Cheers — to a new park about to be built in east Medford at the corner of McAndrews Road and Chablis Terrace. Oregon Hills Park will incorporate native plants, a water feature and recycled materials to provide play structures and recreation opportunities for nearby residents. Incorporating new parks into areas of residential growth keeps Medford livable.

Jeers — speaking of livability — to the mistaken idea that banishing repeat lawbreakers from downtown Ashland is somehow aimed at punishing all homeless people simply for being homeless. Nonsense. Ashland's tourism-based economy depends on an inviting downtown, and the relatively few individuals who insist on spoiling the atmosphere for everyone should face consequences. The City Council is attempting to address the problem as effectively and fairly as possible, and turning the issue into some kind of civil rights struggle is wrong-headed.

Cheers — to Jackson County commissioners, who are making it easier for wineries and farm stands to hold events on site such as weddings and concerts.

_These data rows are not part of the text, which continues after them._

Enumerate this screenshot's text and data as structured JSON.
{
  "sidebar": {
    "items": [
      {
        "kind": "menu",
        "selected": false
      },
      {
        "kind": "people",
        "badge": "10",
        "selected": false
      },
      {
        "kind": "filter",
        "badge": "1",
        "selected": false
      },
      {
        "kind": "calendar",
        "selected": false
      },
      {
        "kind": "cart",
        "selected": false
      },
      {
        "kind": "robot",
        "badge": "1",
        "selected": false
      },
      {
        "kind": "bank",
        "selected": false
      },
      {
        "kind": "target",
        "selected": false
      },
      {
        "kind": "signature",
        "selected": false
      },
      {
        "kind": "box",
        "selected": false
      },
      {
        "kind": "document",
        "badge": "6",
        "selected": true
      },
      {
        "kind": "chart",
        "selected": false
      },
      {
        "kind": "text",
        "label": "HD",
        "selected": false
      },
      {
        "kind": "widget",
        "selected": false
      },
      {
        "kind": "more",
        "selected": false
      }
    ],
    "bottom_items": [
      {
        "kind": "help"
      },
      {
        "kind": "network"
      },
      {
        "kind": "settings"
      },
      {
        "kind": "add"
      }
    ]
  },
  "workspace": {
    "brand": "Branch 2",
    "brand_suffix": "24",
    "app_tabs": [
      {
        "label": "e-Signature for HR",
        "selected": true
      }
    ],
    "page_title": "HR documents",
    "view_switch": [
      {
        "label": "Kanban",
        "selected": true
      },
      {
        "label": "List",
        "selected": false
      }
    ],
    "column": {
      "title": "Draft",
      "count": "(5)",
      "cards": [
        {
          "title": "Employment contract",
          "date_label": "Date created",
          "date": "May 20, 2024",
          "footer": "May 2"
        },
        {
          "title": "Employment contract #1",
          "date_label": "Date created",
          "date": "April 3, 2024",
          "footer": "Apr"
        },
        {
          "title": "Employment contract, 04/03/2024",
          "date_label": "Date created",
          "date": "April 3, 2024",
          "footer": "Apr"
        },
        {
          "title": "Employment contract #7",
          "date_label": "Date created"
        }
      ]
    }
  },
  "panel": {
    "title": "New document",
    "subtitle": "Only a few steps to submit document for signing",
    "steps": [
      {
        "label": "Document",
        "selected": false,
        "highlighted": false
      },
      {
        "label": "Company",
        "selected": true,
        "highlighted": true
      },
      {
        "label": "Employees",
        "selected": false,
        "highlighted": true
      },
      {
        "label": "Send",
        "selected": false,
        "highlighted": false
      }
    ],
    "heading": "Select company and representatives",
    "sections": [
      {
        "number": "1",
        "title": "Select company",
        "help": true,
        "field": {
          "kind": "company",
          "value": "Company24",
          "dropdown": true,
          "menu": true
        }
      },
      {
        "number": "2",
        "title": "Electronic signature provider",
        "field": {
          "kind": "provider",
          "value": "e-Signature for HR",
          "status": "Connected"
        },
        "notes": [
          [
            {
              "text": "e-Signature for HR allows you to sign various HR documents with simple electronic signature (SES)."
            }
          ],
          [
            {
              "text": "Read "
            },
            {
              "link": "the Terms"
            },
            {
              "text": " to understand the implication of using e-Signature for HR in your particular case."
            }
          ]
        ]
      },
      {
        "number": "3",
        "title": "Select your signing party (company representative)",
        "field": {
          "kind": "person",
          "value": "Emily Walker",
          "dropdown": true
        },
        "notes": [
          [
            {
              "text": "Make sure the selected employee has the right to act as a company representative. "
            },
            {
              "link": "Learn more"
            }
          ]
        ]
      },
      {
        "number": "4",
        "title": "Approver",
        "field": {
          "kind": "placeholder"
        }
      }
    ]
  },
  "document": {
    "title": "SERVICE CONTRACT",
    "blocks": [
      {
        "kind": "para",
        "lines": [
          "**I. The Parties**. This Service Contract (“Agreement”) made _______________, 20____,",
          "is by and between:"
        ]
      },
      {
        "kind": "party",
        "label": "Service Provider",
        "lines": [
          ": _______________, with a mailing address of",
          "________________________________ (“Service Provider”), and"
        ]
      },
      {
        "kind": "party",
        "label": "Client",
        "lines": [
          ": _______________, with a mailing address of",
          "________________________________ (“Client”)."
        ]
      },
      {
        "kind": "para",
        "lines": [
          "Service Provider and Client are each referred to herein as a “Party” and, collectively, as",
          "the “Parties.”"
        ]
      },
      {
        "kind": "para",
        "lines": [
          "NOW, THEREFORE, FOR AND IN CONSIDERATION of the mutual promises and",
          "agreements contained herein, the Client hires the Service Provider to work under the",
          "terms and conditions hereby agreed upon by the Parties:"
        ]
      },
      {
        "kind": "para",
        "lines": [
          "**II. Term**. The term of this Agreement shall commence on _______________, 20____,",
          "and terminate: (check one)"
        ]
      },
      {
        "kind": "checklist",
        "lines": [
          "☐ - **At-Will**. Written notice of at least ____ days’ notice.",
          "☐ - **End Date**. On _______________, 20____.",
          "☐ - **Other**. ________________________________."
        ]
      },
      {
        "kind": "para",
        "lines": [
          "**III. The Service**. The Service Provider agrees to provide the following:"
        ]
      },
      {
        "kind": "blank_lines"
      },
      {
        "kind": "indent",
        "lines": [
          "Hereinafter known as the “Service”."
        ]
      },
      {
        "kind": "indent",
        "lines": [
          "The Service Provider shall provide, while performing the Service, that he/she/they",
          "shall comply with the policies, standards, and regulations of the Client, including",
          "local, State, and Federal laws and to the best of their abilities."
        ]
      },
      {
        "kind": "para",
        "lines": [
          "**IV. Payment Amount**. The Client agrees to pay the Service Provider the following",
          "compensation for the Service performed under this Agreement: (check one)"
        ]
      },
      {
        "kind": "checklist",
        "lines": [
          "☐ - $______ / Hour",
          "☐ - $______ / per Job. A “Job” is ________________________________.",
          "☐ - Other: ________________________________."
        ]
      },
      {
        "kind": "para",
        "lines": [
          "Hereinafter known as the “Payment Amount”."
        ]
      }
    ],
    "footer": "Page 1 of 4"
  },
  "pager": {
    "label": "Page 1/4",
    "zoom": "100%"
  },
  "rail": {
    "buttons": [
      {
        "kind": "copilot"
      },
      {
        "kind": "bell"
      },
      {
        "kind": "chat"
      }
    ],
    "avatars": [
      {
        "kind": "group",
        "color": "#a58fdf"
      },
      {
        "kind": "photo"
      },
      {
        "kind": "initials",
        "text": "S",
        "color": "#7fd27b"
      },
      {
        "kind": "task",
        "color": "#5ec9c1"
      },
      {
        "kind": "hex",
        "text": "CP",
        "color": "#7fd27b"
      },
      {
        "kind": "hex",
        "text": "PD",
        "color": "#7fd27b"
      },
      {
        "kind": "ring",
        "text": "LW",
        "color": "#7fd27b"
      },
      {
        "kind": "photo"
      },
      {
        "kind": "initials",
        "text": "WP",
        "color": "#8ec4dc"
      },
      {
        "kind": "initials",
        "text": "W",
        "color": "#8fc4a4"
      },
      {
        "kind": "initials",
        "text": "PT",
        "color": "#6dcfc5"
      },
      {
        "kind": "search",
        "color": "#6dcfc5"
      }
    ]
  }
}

The change in county land-use ordinances brings local rules into line with a new law passed during the 2011 session of the Legislature. Not only do the new rules allow up to 25 events per year, they reduce the land-use fees assessed when a new winery opens from $1,665 to $787.

Wineries are a growing part of the Southern Oregon economy, and enticing customers to visit tasting rooms and winery grounds with live music and special events such as weddings is a great way to boost business while adding to the local entertainment scene.

Cheers — to the workers from Rogue Valley Sewer Services who made possible the heartwarming tale of the "flushing bride" recounted in Saturday's Mail Tribune. Michelle Slayton, who married her high school sweetheart after being reunited years later, was distraught when her wedding set dropped from a chain around her neck into the commode. She was sure she would never see it again. But a video inspection team and a cleaning crew from RVS were able to find and retrieve the jewelry.